─── The records

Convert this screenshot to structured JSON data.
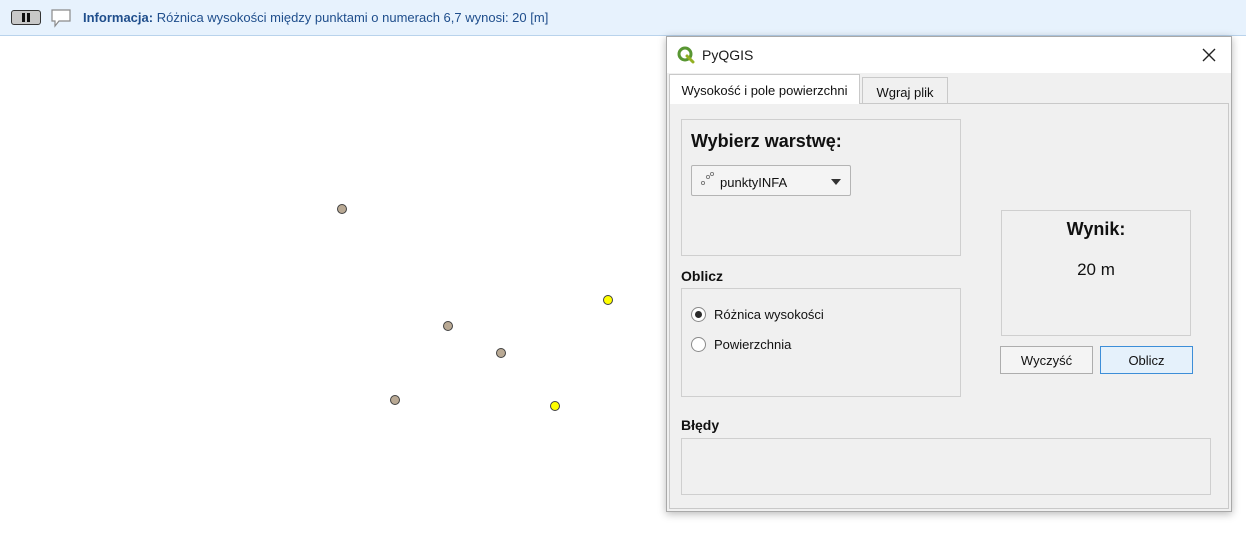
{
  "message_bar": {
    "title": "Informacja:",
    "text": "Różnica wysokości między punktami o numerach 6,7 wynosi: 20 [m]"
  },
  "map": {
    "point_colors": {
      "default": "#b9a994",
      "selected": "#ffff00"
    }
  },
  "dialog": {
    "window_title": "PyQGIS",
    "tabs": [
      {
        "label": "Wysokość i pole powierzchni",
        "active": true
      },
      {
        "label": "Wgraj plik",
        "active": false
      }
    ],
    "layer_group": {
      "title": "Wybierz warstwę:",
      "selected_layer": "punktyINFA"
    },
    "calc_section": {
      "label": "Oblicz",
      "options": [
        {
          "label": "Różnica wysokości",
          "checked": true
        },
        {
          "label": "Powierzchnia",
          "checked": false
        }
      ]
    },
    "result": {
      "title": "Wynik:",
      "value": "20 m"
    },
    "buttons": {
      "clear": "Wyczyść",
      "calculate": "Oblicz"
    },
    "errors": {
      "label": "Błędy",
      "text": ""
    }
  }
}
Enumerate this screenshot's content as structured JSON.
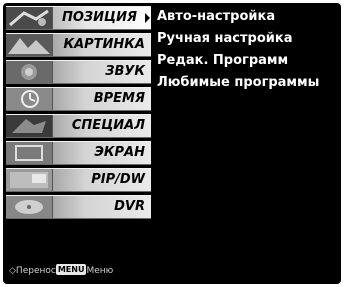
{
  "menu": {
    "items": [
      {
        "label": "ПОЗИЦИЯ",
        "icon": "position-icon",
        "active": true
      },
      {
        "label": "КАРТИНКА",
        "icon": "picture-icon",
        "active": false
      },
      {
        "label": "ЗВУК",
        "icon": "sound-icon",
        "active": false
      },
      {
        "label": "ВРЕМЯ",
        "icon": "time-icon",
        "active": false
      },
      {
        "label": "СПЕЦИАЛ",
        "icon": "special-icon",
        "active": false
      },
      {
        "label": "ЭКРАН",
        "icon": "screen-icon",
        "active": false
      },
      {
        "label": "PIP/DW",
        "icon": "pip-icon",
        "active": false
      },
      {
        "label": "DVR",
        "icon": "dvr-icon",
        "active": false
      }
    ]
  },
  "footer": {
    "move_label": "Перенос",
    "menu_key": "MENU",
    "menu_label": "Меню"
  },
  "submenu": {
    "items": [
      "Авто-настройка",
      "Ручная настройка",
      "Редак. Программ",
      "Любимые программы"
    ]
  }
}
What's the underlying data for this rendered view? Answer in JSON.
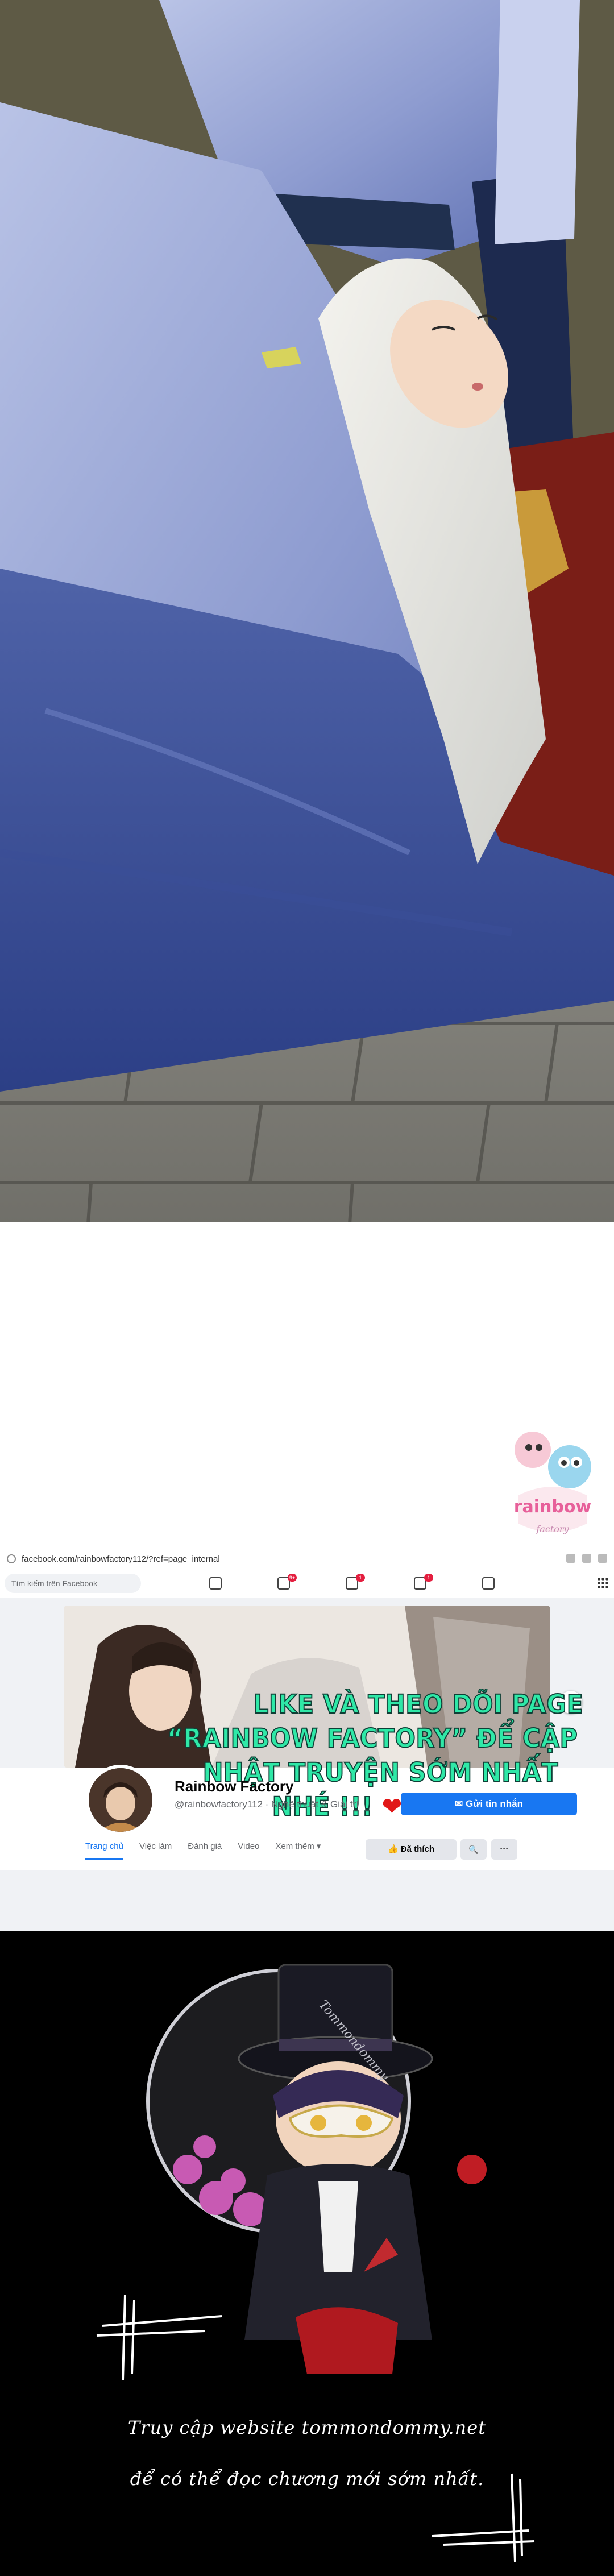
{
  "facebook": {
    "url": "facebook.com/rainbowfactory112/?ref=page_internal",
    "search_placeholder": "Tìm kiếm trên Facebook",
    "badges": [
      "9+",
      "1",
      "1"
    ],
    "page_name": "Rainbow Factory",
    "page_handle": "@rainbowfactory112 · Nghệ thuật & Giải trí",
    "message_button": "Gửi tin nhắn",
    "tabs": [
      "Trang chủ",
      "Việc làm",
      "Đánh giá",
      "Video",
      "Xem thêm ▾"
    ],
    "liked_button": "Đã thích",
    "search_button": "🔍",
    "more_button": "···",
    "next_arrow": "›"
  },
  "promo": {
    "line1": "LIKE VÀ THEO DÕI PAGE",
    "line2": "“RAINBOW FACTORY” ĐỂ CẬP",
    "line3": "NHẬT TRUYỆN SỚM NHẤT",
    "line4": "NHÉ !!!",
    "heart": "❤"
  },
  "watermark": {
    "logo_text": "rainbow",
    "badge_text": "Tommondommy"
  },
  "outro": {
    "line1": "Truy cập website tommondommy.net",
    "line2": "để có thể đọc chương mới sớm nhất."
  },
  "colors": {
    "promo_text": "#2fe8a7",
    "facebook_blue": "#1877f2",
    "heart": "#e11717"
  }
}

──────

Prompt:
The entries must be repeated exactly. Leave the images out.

Expected answer:
Convert this screenshot to structured JSON data.
{
  "message_bar": {
    "title": "Informacja:",
    "text": "Różnica wysokości między punktami o numerach 6,7 wynosi: 20 [m]"
  },
  "map": {
    "point_colors": {
      "default": "#b9a994",
      "selected": "#ffff00"
    }
  },
  "dialog": {
    "window_title": "PyQGIS",
    "tabs": [
      {
        "label": "Wysokość i pole powierzchni",
        "active": true
      },
      {
        "label": "Wgraj plik",
        "active": false
      }
    ],
    "layer_group": {
      "title": "Wybierz warstwę:",
      "selected_layer": "punktyINFA"
    },
    "calc_section": {
      "label": "Oblicz",
      "options": [
        {
          "label": "Różnica wysokości",
          "checked": true
        },
        {
          "label": "Powierzchnia",
          "checked": false
        }
      ]
    },
    "result": {
      "title": "Wynik:",
      "value": "20 m"
    },
    "buttons": {
      "clear": "Wyczyść",
      "calculate": "Oblicz"
    },
    "errors": {
      "label": "Błędy",
      "text": ""
    }
  }
}
Enumerate this screenshot's content as structured JSON.
{
  "menu": {
    "items": [
      {
        "label": "ПОЗИЦИЯ",
        "icon": "position-icon",
        "active": true
      },
      {
        "label": "КАРТИНКА",
        "icon": "picture-icon",
        "active": false
      },
      {
        "label": "ЗВУК",
        "icon": "sound-icon",
        "active": false
      },
      {
        "label": "ВРЕМЯ",
        "icon": "time-icon",
        "active": false
      },
      {
        "label": "СПЕЦИАЛ",
        "icon": "special-icon",
        "active": false
      },
      {
        "label": "ЭКРАН",
        "icon": "screen-icon",
        "active": false
      },
      {
        "label": "PIP/DW",
        "icon": "pip-icon",
        "active": false
      },
      {
        "label": "DVR",
        "icon": "dvr-icon",
        "active": false
      }
    ]
  },
  "footer": {
    "move_label": "Перенос",
    "menu_key": "MENU",
    "menu_label": "Меню"
  },
  "submenu": {
    "items": [
      "Авто-настройка",
      "Ручная настройка",
      "Редак. Программ",
      "Любимые программы"
    ]
  }
}
What's the underlying data for this rendered view? Answer in JSON.
{
  "facebook": {
    "url": "facebook.com/rainbowfactory112/?ref=page_internal",
    "search_placeholder": "Tìm kiếm trên Facebook",
    "badges": [
      "9+",
      "1",
      "1"
    ],
    "page_name": "Rainbow Factory",
    "page_handle": "@rainbowfactory112 · Nghệ thuật & Giải trí",
    "message_button": "Gửi tin nhắn",
    "tabs": [
      "Trang chủ",
      "Việc làm",
      "Đánh giá",
      "Video",
      "Xem thêm ▾"
    ],
    "liked_button": "Đã thích",
    "search_button": "🔍",
    "more_button": "···",
    "next_arrow": "›"
  },
  "promo": {
    "line1": "LIKE VÀ THEO DÕI PAGE",
    "line2": "“RAINBOW FACTORY” ĐỂ CẬP",
    "line3": "NHẬT TRUYỆN SỚM NHẤT",
    "line4": "NHÉ !!!",
    "heart": "❤"
  },
  "watermark": {
    "logo_text": "rainbow",
    "badge_text": "Tommondommy"
  },
  "outro": {
    "line1": "Truy cập website tommondommy.net",
    "line2": "để có thể đọc chương mới sớm nhất."
  },
  "colors": {
    "promo_text": "#2fe8a7",
    "facebook_blue": "#1877f2",
    "heart": "#e11717"
  }
}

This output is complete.